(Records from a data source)
----

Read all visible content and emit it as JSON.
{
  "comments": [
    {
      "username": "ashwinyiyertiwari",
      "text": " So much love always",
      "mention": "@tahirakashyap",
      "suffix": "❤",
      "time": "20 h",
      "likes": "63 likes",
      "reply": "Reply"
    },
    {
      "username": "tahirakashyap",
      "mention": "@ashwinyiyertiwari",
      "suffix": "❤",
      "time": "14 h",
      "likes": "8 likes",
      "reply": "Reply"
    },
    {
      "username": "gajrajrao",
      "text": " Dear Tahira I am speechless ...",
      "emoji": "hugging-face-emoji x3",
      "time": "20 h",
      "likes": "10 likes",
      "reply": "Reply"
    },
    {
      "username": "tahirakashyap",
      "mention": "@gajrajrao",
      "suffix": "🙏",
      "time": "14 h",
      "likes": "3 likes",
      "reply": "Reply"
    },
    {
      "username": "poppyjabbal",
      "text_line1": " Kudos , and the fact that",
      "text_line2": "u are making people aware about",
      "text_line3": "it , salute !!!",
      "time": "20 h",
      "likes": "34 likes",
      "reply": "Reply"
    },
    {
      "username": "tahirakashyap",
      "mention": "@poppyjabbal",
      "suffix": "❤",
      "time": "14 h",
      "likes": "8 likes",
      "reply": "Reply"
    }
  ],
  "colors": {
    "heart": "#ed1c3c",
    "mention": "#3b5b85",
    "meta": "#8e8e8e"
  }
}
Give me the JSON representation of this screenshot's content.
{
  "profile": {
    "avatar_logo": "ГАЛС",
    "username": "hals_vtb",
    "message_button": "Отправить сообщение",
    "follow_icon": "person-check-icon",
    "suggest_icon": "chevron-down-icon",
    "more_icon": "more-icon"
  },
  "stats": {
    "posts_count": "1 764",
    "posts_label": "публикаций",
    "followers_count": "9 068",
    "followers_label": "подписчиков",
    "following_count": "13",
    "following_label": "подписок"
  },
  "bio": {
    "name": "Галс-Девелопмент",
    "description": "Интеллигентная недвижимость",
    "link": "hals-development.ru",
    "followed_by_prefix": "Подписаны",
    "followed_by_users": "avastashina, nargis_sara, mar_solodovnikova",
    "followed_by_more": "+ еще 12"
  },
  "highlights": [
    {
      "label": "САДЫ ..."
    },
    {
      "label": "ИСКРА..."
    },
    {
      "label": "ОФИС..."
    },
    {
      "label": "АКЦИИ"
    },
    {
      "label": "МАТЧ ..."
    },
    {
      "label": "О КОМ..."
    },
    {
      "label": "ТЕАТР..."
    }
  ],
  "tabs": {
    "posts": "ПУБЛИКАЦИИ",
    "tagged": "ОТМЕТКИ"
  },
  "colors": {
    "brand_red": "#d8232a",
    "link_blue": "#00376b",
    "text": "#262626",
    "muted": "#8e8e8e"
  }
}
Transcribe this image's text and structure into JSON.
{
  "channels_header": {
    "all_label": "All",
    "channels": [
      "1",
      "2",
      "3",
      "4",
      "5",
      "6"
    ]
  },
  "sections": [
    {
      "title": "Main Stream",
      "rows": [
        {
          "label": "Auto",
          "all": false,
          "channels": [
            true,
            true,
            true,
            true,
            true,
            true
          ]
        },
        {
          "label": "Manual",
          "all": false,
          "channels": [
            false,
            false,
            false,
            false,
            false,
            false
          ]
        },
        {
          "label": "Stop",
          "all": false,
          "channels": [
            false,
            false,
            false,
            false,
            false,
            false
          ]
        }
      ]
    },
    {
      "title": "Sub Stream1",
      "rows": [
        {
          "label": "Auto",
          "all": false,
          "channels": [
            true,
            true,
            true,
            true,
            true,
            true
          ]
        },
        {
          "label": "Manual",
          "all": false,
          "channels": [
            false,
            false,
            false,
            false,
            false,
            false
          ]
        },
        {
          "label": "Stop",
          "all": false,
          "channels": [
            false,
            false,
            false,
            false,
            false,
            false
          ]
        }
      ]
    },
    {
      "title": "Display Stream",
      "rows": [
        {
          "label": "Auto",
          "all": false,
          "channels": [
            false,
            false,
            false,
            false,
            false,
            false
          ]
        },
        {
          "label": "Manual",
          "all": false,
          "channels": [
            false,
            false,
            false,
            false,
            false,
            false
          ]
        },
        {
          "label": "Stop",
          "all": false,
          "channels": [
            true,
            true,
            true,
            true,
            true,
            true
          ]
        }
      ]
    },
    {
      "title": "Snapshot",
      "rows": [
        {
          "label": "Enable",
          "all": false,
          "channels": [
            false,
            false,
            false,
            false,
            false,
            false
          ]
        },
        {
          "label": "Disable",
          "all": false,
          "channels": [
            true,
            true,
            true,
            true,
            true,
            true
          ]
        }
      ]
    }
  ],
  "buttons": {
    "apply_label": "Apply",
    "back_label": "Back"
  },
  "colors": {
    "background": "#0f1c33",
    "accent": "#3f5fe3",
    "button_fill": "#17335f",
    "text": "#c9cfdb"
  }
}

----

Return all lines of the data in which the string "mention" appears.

      "mention": "@tahirakashyap",
      "mention": "@ashwinyiyertiwari",
      "mention": "@gajrajrao",
      "mention": "@poppyjabbal",
    "mention": "#3b5b85",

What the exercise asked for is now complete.